In consulting, you either work for yourself, or you work in a consulting firm. In a post at Consulting 101, Lew Sauder discusses if it is possible for a consultant to be both. Can you work in a firm and still do independent work?
If you squint, independent consultants are practically the same as entrepreneurs, except the product is themselves. They often do the brunt of all work themselves, from marketing to actual project execution, and they have to find their own health insurance. Such is the price of freedom. Firm consultants meanwhile work in teams, do more specialized work, receive benefits and paid vacations, and do not have to worry about hunting for clients. However, sometimes firm consultants receive opportunities to do some independent consulting on the side, and that is when worlds collide.
A firm consultant can do independent consulting, but only when there are no conflicts of interest:
Consider if you work for a client for your firm, and that client offers to pay you separately to do additional, independent work for them on your own time. If your firm provides the same service the client is asking you to do – even if it is not your role, you could be competing with your own firm.
You should probably know instinctively if independent work clashes with your firm’s well-being. Practice decency. Likewise, do not use any work assets to perform independent work. It is just poor form.

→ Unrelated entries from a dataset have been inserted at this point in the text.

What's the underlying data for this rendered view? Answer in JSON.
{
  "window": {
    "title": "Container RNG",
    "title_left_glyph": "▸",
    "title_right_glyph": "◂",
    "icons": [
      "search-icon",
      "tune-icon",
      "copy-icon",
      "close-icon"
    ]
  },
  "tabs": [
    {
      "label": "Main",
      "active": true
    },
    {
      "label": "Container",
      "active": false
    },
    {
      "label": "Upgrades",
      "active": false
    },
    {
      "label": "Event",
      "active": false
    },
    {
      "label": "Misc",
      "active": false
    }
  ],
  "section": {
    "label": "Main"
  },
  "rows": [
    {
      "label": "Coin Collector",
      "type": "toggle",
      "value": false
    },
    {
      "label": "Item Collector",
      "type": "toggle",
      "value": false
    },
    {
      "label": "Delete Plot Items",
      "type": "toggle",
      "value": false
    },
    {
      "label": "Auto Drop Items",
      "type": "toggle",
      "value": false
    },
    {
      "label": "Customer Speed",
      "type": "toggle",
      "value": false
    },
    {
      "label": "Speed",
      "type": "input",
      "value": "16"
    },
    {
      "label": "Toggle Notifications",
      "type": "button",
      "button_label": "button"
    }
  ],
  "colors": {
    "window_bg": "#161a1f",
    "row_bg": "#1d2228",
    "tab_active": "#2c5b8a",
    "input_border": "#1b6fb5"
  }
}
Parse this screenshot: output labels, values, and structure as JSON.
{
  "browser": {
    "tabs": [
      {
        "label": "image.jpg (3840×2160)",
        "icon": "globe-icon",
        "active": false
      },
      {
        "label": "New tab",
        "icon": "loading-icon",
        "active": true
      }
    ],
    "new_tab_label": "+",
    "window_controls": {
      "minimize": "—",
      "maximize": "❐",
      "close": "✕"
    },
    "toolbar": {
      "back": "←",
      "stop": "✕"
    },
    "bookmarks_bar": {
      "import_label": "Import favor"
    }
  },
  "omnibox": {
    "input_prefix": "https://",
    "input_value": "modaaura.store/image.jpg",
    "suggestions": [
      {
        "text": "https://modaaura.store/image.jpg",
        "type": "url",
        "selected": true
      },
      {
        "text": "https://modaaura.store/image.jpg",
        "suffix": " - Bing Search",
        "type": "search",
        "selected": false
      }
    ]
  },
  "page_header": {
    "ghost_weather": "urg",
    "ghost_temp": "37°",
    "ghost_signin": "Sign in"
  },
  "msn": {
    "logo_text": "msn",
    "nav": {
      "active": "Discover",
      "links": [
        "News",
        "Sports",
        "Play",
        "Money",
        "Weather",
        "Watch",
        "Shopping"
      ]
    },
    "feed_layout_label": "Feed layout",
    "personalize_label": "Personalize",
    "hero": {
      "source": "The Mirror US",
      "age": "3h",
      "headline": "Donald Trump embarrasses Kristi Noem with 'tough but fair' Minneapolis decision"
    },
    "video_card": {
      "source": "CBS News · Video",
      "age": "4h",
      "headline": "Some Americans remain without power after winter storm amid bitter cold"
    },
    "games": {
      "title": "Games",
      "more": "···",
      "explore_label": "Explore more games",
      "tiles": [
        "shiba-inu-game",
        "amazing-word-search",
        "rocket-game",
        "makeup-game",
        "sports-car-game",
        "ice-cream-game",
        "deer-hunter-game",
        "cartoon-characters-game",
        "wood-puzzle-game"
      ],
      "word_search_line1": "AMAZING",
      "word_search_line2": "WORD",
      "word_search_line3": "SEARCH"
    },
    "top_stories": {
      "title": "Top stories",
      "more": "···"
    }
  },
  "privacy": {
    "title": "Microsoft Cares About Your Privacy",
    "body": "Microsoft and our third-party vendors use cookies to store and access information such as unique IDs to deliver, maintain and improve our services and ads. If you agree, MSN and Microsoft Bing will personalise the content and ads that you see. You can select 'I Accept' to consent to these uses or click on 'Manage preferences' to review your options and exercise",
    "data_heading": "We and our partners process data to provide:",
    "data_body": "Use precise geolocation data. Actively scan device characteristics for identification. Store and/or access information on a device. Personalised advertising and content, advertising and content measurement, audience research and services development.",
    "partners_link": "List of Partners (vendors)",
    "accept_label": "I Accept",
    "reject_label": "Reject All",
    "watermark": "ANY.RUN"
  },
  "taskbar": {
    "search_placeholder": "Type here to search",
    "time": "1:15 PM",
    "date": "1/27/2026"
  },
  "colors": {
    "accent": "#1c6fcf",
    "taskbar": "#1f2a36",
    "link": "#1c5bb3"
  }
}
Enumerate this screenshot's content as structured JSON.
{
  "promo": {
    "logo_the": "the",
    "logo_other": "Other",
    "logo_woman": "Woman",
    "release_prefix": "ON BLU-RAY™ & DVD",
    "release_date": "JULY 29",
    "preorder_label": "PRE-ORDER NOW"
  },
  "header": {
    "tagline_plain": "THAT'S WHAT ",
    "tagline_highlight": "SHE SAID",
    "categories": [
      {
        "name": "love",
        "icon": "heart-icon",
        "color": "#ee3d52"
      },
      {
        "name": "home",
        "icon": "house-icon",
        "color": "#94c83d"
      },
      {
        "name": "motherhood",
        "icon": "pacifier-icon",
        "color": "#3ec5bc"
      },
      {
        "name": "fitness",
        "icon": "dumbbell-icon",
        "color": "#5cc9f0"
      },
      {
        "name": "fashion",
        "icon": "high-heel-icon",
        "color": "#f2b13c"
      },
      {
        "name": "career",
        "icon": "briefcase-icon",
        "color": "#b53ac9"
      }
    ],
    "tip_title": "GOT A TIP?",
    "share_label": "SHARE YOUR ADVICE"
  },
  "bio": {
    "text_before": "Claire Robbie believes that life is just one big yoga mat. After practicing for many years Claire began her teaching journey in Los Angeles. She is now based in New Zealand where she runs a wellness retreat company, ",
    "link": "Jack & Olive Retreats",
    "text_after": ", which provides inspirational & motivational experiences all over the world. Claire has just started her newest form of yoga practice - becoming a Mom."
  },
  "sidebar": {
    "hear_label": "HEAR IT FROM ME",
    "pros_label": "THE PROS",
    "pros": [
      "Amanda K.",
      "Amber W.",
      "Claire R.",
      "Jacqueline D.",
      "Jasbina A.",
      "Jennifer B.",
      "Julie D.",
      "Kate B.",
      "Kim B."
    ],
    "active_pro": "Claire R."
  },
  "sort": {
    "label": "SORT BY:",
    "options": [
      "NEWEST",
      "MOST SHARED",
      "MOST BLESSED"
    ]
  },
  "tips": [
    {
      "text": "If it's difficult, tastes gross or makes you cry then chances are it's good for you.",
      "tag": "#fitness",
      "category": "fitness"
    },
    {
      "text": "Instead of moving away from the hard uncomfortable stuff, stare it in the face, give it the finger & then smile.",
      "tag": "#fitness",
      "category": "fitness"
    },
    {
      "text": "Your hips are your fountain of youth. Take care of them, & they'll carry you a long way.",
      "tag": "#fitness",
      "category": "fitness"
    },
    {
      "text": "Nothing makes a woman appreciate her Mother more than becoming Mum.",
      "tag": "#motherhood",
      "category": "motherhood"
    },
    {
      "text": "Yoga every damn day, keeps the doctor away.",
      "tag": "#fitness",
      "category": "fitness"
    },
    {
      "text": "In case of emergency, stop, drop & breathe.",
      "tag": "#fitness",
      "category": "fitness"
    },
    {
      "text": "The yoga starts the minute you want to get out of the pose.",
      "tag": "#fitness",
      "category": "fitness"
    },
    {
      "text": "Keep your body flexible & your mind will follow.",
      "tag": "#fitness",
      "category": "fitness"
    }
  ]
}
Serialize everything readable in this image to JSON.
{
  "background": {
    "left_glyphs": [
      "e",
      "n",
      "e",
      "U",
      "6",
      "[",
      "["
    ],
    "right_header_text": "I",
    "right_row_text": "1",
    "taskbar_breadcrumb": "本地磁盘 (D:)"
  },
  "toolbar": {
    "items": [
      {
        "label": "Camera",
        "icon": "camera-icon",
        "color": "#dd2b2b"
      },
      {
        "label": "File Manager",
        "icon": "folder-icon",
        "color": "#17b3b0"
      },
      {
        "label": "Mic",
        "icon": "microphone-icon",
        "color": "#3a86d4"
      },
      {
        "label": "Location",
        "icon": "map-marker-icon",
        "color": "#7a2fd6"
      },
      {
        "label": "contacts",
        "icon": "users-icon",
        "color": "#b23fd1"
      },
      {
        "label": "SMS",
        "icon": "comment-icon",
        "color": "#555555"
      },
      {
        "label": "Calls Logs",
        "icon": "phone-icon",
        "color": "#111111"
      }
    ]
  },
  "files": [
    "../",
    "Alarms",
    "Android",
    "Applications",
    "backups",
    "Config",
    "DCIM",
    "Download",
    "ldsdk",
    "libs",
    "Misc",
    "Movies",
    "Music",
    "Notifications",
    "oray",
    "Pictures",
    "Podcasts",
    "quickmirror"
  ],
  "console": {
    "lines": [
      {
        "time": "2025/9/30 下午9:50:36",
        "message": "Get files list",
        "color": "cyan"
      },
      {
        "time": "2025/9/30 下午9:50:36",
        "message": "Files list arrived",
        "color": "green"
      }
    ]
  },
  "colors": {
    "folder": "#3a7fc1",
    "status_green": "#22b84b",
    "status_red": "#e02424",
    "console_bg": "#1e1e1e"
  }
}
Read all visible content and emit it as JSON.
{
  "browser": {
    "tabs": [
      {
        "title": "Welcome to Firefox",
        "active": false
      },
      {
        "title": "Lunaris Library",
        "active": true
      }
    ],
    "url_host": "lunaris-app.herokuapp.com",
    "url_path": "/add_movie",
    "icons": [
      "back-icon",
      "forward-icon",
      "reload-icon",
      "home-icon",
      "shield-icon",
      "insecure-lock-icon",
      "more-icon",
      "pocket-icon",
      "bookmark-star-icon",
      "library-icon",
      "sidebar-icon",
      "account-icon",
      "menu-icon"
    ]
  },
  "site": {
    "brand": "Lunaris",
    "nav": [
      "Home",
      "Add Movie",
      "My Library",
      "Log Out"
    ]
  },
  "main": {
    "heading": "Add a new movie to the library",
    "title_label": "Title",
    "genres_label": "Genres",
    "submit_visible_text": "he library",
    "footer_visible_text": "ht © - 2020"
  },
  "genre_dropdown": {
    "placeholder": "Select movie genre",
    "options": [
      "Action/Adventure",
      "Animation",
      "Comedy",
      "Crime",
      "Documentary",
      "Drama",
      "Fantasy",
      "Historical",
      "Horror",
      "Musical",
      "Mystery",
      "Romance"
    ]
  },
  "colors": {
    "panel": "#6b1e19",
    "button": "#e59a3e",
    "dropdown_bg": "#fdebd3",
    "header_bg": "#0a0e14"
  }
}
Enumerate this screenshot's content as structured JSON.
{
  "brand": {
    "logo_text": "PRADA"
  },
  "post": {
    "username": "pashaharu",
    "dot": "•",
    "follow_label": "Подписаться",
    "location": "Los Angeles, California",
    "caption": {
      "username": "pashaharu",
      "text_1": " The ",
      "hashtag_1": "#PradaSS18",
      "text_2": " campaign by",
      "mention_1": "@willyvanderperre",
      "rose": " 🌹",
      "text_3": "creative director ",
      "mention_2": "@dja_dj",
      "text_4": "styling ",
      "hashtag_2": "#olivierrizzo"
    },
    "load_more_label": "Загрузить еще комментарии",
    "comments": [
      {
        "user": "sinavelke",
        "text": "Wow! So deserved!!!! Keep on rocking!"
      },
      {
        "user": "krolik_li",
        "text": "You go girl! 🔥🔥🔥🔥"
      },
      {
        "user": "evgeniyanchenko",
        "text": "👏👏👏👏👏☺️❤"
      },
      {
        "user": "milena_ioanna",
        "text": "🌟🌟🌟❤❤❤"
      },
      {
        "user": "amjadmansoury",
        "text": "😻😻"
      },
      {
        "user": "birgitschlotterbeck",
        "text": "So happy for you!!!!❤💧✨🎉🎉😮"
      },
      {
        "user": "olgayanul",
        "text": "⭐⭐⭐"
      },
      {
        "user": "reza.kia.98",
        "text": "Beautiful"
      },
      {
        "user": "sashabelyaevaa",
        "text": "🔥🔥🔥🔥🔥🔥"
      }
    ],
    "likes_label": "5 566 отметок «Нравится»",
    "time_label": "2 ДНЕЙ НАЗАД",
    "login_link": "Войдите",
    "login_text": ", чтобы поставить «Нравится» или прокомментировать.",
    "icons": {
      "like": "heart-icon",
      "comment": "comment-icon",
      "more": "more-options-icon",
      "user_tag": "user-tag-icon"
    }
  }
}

You can view the original post here: http://blog.consulting101book.com/independent-consultant/